INSTRUCTIONS FOR THE TASK
Which of the lines in the data below contain the string "value"? Copy each of them.

DATASET CONTENT
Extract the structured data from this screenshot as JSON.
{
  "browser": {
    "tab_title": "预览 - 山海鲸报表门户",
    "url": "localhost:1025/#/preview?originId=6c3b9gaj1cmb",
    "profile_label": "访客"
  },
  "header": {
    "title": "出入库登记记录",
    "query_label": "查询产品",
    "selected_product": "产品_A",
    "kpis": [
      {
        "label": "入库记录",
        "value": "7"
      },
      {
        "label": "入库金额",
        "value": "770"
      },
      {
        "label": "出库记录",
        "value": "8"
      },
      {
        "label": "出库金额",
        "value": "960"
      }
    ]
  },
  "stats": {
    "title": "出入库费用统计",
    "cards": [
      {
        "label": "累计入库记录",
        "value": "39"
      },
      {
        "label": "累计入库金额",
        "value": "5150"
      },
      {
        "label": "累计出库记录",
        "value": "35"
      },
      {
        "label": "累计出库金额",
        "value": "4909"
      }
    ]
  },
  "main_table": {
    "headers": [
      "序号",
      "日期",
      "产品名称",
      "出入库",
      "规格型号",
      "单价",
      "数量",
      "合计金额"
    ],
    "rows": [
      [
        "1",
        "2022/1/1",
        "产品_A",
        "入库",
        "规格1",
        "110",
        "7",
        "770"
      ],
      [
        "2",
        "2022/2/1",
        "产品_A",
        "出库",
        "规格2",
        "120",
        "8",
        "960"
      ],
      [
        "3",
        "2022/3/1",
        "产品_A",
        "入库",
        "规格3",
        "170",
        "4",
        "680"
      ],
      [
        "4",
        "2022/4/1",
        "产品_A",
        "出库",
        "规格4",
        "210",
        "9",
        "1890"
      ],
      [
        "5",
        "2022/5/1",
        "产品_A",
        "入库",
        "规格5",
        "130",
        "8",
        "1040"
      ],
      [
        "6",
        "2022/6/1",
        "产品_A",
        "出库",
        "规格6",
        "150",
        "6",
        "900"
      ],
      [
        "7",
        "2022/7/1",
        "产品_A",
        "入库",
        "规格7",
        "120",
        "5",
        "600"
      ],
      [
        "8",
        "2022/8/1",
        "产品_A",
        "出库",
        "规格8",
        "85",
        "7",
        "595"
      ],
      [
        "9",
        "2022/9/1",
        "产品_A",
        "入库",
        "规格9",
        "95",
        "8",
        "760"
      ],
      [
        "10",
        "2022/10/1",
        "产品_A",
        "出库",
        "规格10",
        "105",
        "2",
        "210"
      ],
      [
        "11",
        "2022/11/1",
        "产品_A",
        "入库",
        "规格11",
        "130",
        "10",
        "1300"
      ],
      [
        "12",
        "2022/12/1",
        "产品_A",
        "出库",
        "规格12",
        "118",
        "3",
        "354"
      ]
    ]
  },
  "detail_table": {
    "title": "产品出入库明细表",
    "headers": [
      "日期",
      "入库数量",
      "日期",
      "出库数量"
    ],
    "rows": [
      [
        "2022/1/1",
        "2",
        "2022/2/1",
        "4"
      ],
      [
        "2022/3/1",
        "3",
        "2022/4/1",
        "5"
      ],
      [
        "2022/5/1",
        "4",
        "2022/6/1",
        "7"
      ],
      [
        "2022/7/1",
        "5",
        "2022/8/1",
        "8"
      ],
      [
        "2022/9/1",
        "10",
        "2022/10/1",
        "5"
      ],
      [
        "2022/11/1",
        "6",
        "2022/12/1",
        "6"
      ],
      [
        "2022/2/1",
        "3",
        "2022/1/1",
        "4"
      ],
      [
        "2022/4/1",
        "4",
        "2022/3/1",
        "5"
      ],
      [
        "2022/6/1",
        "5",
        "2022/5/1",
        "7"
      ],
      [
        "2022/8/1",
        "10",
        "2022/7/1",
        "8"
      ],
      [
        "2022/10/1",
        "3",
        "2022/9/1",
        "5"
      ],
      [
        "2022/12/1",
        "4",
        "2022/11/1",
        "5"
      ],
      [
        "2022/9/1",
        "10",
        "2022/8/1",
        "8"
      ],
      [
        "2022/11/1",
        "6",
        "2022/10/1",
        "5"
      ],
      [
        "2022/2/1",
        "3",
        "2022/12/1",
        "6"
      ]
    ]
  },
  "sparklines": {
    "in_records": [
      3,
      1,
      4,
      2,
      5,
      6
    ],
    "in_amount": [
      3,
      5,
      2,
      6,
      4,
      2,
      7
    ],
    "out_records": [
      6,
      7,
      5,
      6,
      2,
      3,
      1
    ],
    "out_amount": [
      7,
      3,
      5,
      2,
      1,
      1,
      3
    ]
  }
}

TASK RESULT
        "value": "7"
        "value": "770"
        "value": "8"
        "value": "960"
        "value": "39"
        "value": "5150"
        "value": "35"
        "value": "4909"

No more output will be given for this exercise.